Entertainment »

Shanu’s three books coming Ekushey Book Fair

Sheikh Arif Bulbon :Popular Lux superstar and actress Shanarei Devi Shanu has been passing busy times with writing stories, novels and poems foe last few years. This year’s book fair, Shanu-written first children book titled Shanarei O Tar Jadur Leitreng. For writing this book she recently got Meena Award. According ...

Editorial »

Govt now faces its own created monsters

THE truck owners and workers have gone for work abstention protesting the enforcement of the Road Transport Act-2018 resulting in immense sufferings to people and businessmen across the country. The transport workers in nine more districts joined the work stoppage yesterday that began in 10 districts on Monday, defying the ...

Cricket »

Early sunset in Kolkata could pose challenge for batsmen, says Vettori

Bangladesh's spin bowling consultant Daniel Vettori conceded that early sunset in Kolkata could pose a massive challenge for his team's batsmen during the "twilight" hours of the upcoming historic Day-Night Test against India starting on Friday.While a handful of first team players from India have played pink-ball game in domestic ...
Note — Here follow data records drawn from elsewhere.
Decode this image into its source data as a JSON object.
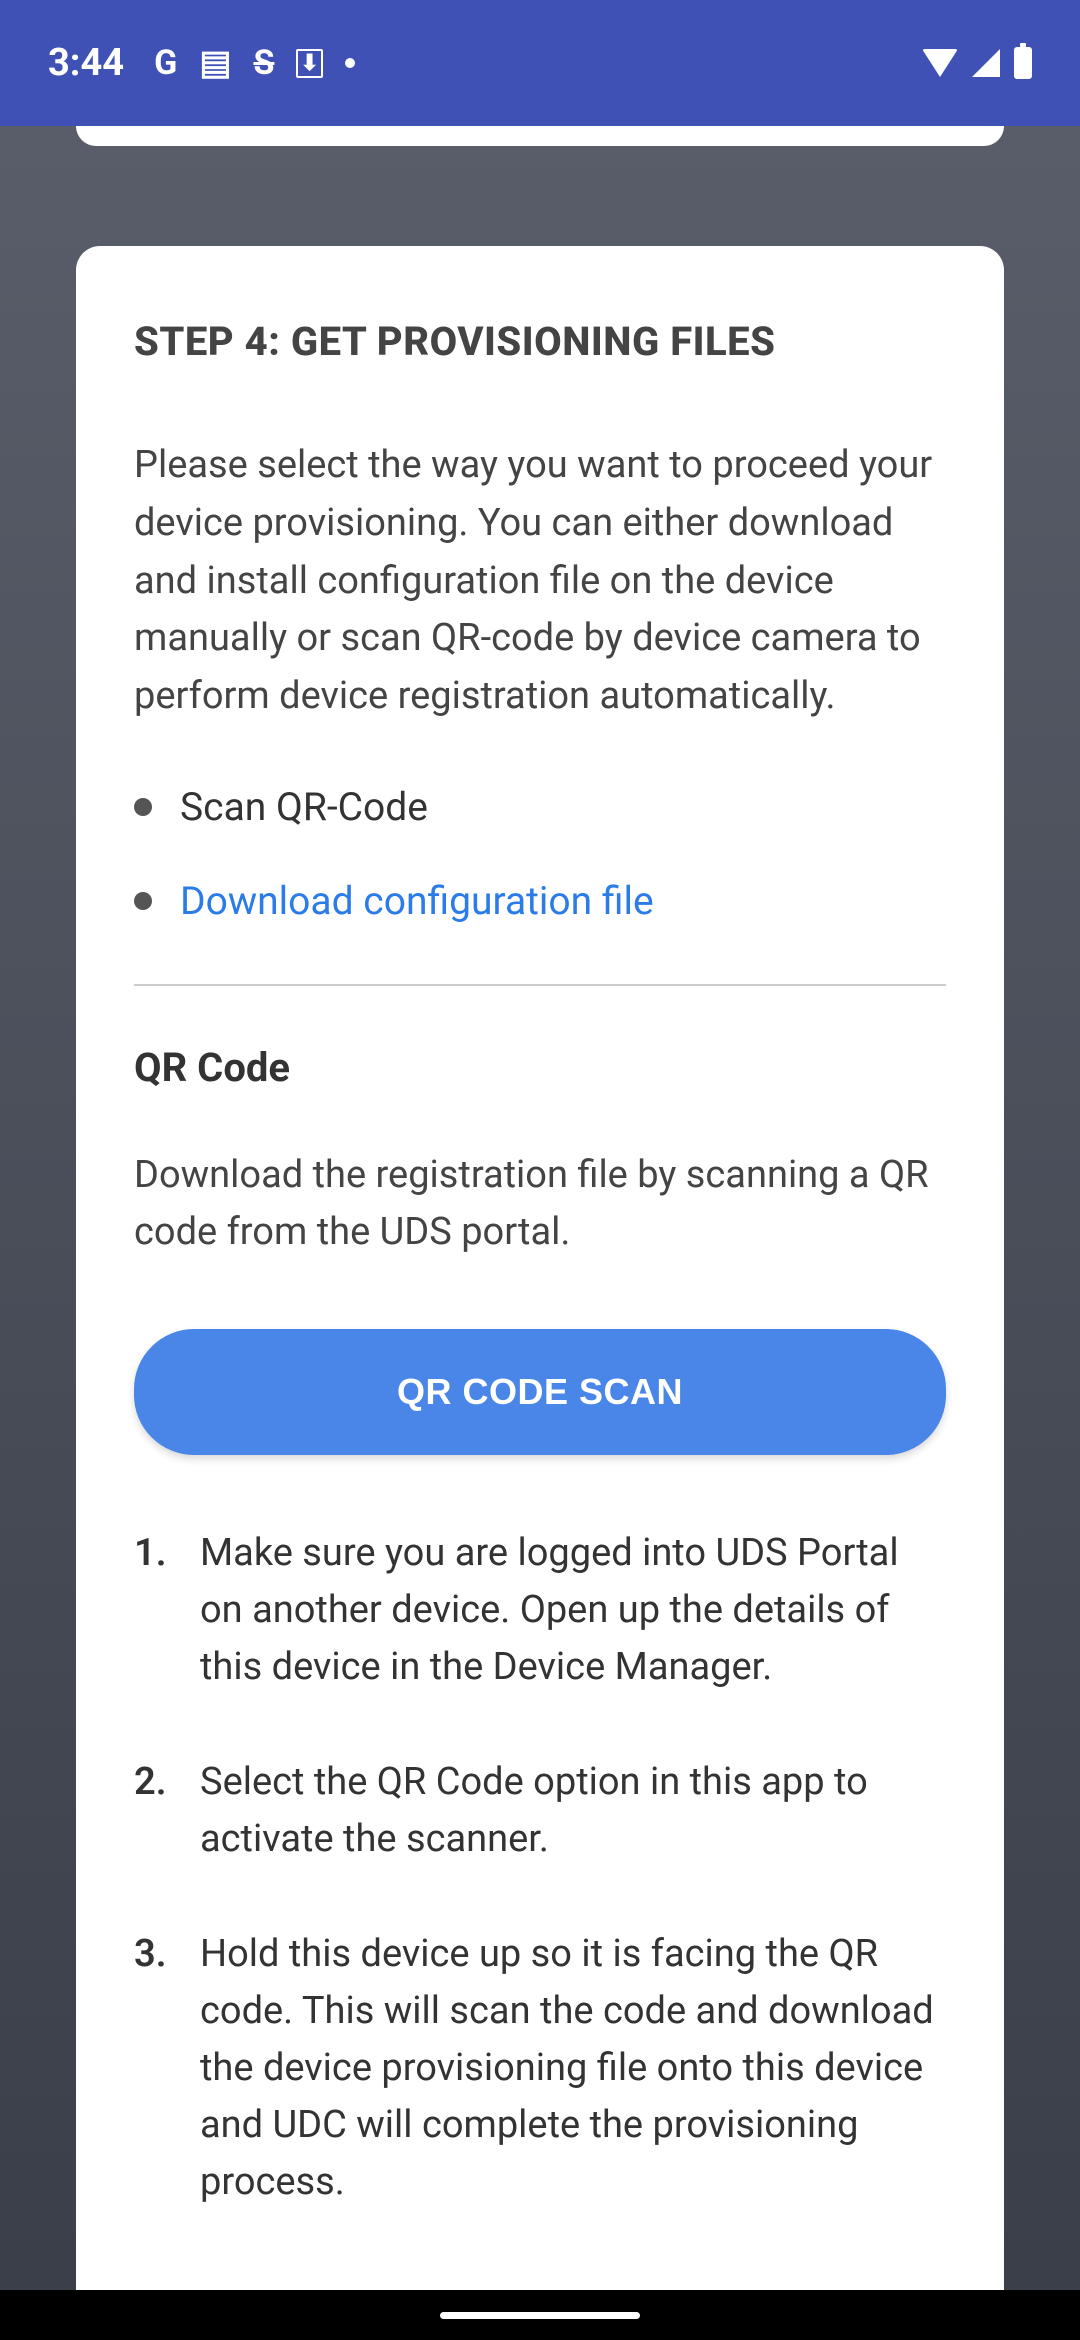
{
  "status": {
    "time": "3:44",
    "glyphs": {
      "g": "G",
      "book": "▤",
      "s": "S",
      "download": "⬇"
    }
  },
  "card": {
    "title": "STEP 4: GET PROVISIONING FILES",
    "description": "Please select the way you want to proceed your device provisioning. You can either download and install configuration file on the device manually or scan QR-code by device camera to perform device registration automatically.",
    "options": {
      "scan": "Scan QR-Code",
      "download": "Download configuration file"
    },
    "qr": {
      "heading": "QR Code",
      "description": "Download the registration file by scanning a QR code from the UDS portal.",
      "button": "QR CODE SCAN",
      "steps": [
        "Make sure you are logged into UDS Portal on another device. Open up the details of this device in the Device Manager.",
        "Select the QR Code option in this app to activate the scanner.",
        "Hold this device up so it is facing the QR code. This will scan the code and download the device provisioning file onto this device and UDC will complete the provisioning process."
      ]
    }
  }
}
International »

Israeli settlements are still illegal despite Trump backing them: UN

The Independent :Israeli settlements in occupied Palestinian territory remain illegal despite the US saying it no longer considers them inconsistent with international law, the United Nations human rights office has said.The Trump administration abandoned its four-decade policy on Monday by saying it was "reversing the Obama administration's approach towards Israeli ...

International »

US scientist claims evidence of life on Mars

Agencies, New York :As scientists scramble to determine whether there is life on Mars, a researcher from Ohio University in US believes that there is evidence of insect-like creatures on the red planet.Courtesy photographs from various Mars rovers, Professor Emeritus William Romoser's research found numerous examples of insect-like forms, structured ...

City »

Envoy of Ivory Coast to Bangladesh Mr. Sainy Tiemele paid a farewell call on President Abdul Hamid at Bangabhaban on Wednesday.

City »

Jatiyatabadi Krishak Dal formed a human chain in front of the Jatiya Press Club on Tuesday in protest against price spiral of essential commodities.

Items that you save may be read at any time on your computer, iPad, iPhone or Android devices.
Are you new to our website? Do you have already an account at our website?
Create An Account Log in here
Email this news to a friend or like someone
Write a comment to this news